July 8th, 2008 at 02:13 am

Unfortunately, cash crises happen more than they should; let's face it, once is too much. The best thing to do in a cash crisis is to act without delay. The very first thing you need to do is get down to business and draw up a credible plan of management. Don't wait until the creditors are pounding on your door. Schedule meetings with them before the money runs out completely. Then you can help them focus on what they will get, rather than what they will miss out on.

Get help from an accountant and draw up a plan to show your creditors what you are going to do about your cash crisis. While the assessment should be realistic, you don't want it to be so gloomy that investors and creditors panic and refuse to supply the goods you need.

At the same time, never promise something that you won't be able to deliver. If things are bad now, they are not likely to improve any time soon - at least not without hard work. But if you promise stuff that you can't and don't deliver on, then you will destroy that bit of hope and trust that is left. If you can still make a small payment on bills that you owe, it demonstrates good faith on your part and makes creditors feel you can be trusted.

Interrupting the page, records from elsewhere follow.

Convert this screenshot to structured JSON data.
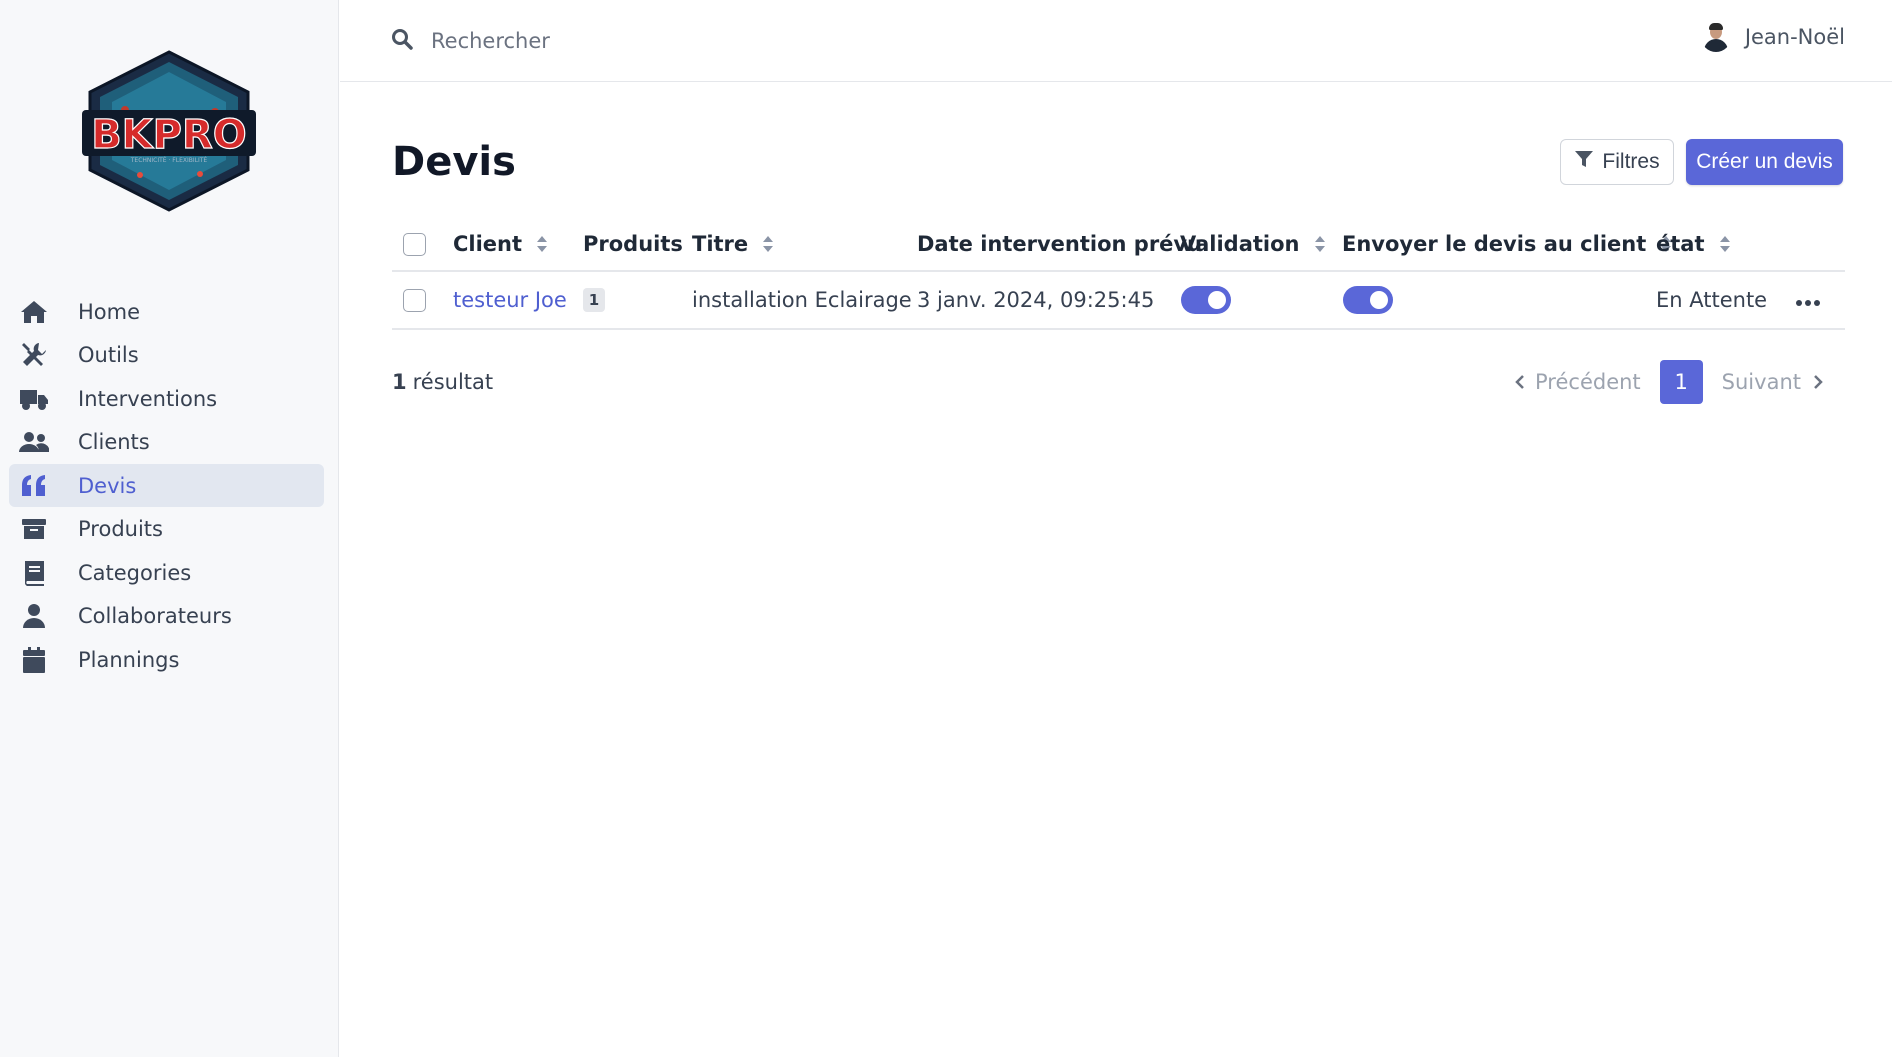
{
  "sidebar": {
    "logo_text": "BKPRO",
    "logo_tagline": "TECHNICITÉ · FLEXIBILITÉ",
    "items": [
      {
        "label": "Home",
        "icon": "home-icon"
      },
      {
        "label": "Outils",
        "icon": "tools-icon"
      },
      {
        "label": "Interventions",
        "icon": "truck-icon"
      },
      {
        "label": "Clients",
        "icon": "users-icon"
      },
      {
        "label": "Devis",
        "icon": "quote-icon",
        "active": true
      },
      {
        "label": "Produits",
        "icon": "archive-icon"
      },
      {
        "label": "Categories",
        "icon": "book-icon"
      },
      {
        "label": "Collaborateurs",
        "icon": "user-icon"
      },
      {
        "label": "Plannings",
        "icon": "calendar-icon"
      }
    ]
  },
  "topbar": {
    "search_placeholder": "Rechercher",
    "user_name": "Jean-Noël"
  },
  "page": {
    "title": "Devis",
    "filter_label": "Filtres",
    "create_label": "Créer un devis"
  },
  "table": {
    "columns": {
      "client": "Client",
      "produits": "Produits",
      "titre": "Titre",
      "date": "Date intervention prévu",
      "validation": "Validation",
      "envoyer": "Envoyer le devis au client",
      "etat": "état"
    },
    "rows": [
      {
        "client": "testeur Joe",
        "produits": "1",
        "titre": "installation Eclairage",
        "date": "3 janv. 2024, 09:25:45",
        "validation": true,
        "envoyer": true,
        "etat": "En Attente"
      }
    ]
  },
  "footer": {
    "count": "1",
    "result_label": "résultat",
    "prev_label": "Précédent",
    "page": "1",
    "next_label": "Suivant"
  },
  "colors": {
    "accent": "#5a67d8",
    "active_nav_bg": "#e2e7f0",
    "sidebar_bg": "#f7f8fa"
  }
}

Once you have the meetings set up, behave in an appropriate manner. If you go in biting your nails and looking harassed, it won't exactly inspire confidence. But if you tell them straight out what the problem is and then present a reasonable plan to fix it, then that will be more likely to inspire trust. While you do need to be honest, it's not necessary to reveal absolutely everything - especially if that would prevent your suppliers from dealing with you again. Balance is the key; the problems of the present must be balanced with the hope for the future. In this way you will be able to manage your cash crisis and hopefully, learn from it for the future.